Your objective:
Reproduce all entries word for word.

Content starts

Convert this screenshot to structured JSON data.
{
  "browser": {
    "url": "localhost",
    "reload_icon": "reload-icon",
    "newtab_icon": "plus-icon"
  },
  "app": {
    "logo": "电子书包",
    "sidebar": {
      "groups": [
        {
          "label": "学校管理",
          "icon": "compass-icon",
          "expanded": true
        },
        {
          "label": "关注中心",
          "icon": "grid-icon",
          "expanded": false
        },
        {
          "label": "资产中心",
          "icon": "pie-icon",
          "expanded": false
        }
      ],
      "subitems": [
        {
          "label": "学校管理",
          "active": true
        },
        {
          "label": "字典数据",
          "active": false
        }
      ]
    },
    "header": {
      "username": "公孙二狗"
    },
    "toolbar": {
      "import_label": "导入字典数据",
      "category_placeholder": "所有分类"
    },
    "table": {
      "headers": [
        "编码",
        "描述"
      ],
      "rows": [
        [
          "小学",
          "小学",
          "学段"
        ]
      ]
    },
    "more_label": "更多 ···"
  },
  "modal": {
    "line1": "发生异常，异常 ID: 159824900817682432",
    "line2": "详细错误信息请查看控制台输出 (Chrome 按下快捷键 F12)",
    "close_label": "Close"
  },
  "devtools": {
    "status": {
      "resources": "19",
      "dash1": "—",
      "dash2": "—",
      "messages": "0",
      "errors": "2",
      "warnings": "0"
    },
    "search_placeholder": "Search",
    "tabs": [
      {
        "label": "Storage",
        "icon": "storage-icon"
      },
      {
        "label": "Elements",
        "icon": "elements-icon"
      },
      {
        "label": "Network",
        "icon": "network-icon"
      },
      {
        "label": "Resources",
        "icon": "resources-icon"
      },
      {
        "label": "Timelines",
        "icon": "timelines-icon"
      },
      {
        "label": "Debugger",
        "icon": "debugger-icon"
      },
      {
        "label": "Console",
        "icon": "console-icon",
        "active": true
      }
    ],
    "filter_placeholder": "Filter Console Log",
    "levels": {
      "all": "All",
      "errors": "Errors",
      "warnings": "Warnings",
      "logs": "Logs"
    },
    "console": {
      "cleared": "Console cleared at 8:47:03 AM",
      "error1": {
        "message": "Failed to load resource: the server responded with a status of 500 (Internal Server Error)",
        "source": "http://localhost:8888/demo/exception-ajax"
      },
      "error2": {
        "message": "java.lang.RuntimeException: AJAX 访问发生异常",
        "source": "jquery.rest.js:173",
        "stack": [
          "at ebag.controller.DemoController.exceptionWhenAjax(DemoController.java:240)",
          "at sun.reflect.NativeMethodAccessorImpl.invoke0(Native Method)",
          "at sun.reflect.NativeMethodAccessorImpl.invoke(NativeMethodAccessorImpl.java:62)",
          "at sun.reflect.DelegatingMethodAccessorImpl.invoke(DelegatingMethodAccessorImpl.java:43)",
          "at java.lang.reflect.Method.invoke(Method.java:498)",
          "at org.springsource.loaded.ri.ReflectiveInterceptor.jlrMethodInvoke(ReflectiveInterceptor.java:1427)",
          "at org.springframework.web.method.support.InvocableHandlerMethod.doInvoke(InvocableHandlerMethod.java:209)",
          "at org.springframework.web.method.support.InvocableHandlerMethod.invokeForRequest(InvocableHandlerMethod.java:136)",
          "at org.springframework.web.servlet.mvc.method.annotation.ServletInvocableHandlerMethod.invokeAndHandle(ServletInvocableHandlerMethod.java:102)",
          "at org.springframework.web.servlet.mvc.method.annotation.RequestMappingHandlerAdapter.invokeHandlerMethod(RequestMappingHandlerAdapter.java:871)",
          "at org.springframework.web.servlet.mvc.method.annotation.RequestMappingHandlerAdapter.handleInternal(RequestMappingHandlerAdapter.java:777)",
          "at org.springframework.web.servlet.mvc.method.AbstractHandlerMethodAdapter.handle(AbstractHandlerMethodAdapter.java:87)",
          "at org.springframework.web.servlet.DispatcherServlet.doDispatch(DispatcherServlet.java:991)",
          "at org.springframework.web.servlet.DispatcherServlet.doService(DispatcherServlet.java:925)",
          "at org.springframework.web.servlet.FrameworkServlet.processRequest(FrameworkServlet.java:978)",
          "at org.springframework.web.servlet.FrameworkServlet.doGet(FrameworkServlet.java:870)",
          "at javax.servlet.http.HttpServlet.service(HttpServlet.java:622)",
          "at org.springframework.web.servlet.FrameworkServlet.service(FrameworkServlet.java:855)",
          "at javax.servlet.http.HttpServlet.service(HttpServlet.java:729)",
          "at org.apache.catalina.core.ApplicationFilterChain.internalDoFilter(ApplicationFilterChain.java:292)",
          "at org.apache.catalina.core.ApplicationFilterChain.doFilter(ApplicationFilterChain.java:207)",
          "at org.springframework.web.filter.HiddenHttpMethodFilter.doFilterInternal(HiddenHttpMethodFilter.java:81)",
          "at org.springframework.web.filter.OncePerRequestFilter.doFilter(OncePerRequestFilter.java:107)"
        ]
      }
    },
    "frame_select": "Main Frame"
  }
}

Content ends

Exercise solution:
Convert this screenshot to structured JSON data.
{
  "browser": {
    "url": "localhost",
    "reload_icon": "reload-icon",
    "newtab_icon": "plus-icon"
  },
  "app": {
    "logo": "电子书包",
    "sidebar": {
      "groups": [
        {
          "label": "学校管理",
          "icon": "compass-icon",
          "expanded": true
        },
        {
          "label": "关注中心",
          "icon": "grid-icon",
          "expanded": false
        },
        {
          "label": "资产中心",
          "icon": "pie-icon",
          "expanded": false
        }
      ],
      "subitems": [
        {
          "label": "学校管理",
          "active": true
        },
        {
          "label": "字典数据",
          "active": false
        }
      ]
    },
    "header": {
      "username": "公孙二狗"
    },
    "toolbar": {
      "import_label": "导入字典数据",
      "category_placeholder": "所有分类"
    },
    "table": {
      "headers": [
        "编码",
        "描述"
      ],
      "rows": [
        [
          "小学",
          "小学",
          "学段"
        ]
      ]
    },
    "more_label": "更多 ···"
  },
  "modal": {
    "line1": "发生异常，异常 ID: 159824900817682432",
    "line2": "详细错误信息请查看控制台输出 (Chrome 按下快捷键 F12)",
    "close_label": "Close"
  },
  "devtools": {
    "status": {
      "resources": "19",
      "dash1": "—",
      "dash2": "—",
      "messages": "0",
      "errors": "2",
      "warnings": "0"
    },
    "search_placeholder": "Search",
    "tabs": [
      {
        "label": "Storage",
        "icon": "storage-icon"
      },
      {
        "label": "Elements",
        "icon": "elements-icon"
      },
      {
        "label": "Network",
        "icon": "network-icon"
      },
      {
        "label": "Resources",
        "icon": "resources-icon"
      },
      {
        "label": "Timelines",
        "icon": "timelines-icon"
      },
      {
        "label": "Debugger",
        "icon": "debugger-icon"
      },
      {
        "label": "Console",
        "icon": "console-icon",
        "active": true
      }
    ],
    "filter_placeholder": "Filter Console Log",
    "levels": {
      "all": "All",
      "errors": "Errors",
      "warnings": "Warnings",
      "logs": "Logs"
    },
    "console": {
      "cleared": "Console cleared at 8:47:03 AM",
      "error1": {
        "message": "Failed to load resource: the server responded with a status of 500 (Internal Server Error)",
        "source": "http://localhost:8888/demo/exception-ajax"
      },
      "error2": {
        "message": "java.lang.RuntimeException: AJAX 访问发生异常",
        "source": "jquery.rest.js:173",
        "stack": [
          "at ebag.controller.DemoController.exceptionWhenAjax(DemoController.java:240)",
          "at sun.reflect.NativeMethodAccessorImpl.invoke0(Native Method)",
          "at sun.reflect.NativeMethodAccessorImpl.invoke(NativeMethodAccessorImpl.java:62)",
          "at sun.reflect.DelegatingMethodAccessorImpl.invoke(DelegatingMethodAccessorImpl.java:43)",
          "at java.lang.reflect.Method.invoke(Method.java:498)",
          "at org.springsource.loaded.ri.ReflectiveInterceptor.jlrMethodInvoke(ReflectiveInterceptor.java:1427)",
          "at org.springframework.web.method.support.InvocableHandlerMethod.doInvoke(InvocableHandlerMethod.java:209)",
          "at org.springframework.web.method.support.InvocableHandlerMethod.invokeForRequest(InvocableHandlerMethod.java:136)",
          "at org.springframework.web.servlet.mvc.method.annotation.ServletInvocableHandlerMethod.invokeAndHandle(ServletInvocableHandlerMethod.java:102)",
          "at org.springframework.web.servlet.mvc.method.annotation.RequestMappingHandlerAdapter.invokeHandlerMethod(RequestMappingHandlerAdapter.java:871)",
          "at org.springframework.web.servlet.mvc.method.annotation.RequestMappingHandlerAdapter.handleInternal(RequestMappingHandlerAdapter.java:777)",
          "at org.springframework.web.servlet.mvc.method.AbstractHandlerMethodAdapter.handle(AbstractHandlerMethodAdapter.java:87)",
          "at org.springframework.web.servlet.DispatcherServlet.doDispatch(DispatcherServlet.java:991)",
          "at org.springframework.web.servlet.DispatcherServlet.doService(DispatcherServlet.java:925)",
          "at org.springframework.web.servlet.FrameworkServlet.processRequest(FrameworkServlet.java:978)",
          "at org.springframework.web.servlet.FrameworkServlet.doGet(FrameworkServlet.java:870)",
          "at javax.servlet.http.HttpServlet.service(HttpServlet.java:622)",
          "at org.springframework.web.servlet.FrameworkServlet.service(FrameworkServlet.java:855)",
          "at javax.servlet.http.HttpServlet.service(HttpServlet.java:729)",
          "at org.apache.catalina.core.ApplicationFilterChain.internalDoFilter(ApplicationFilterChain.java:292)",
          "at org.apache.catalina.core.ApplicationFilterChain.doFilter(ApplicationFilterChain.java:207)",
          "at org.springframework.web.filter.HiddenHttpMethodFilter.doFilterInternal(HiddenHttpMethodFilter.java:81)",
          "at org.springframework.web.filter.OncePerRequestFilter.doFilter(OncePerRequestFilter.java:107)"
        ]
      }
    },
    "frame_select": "Main Frame"
  }
}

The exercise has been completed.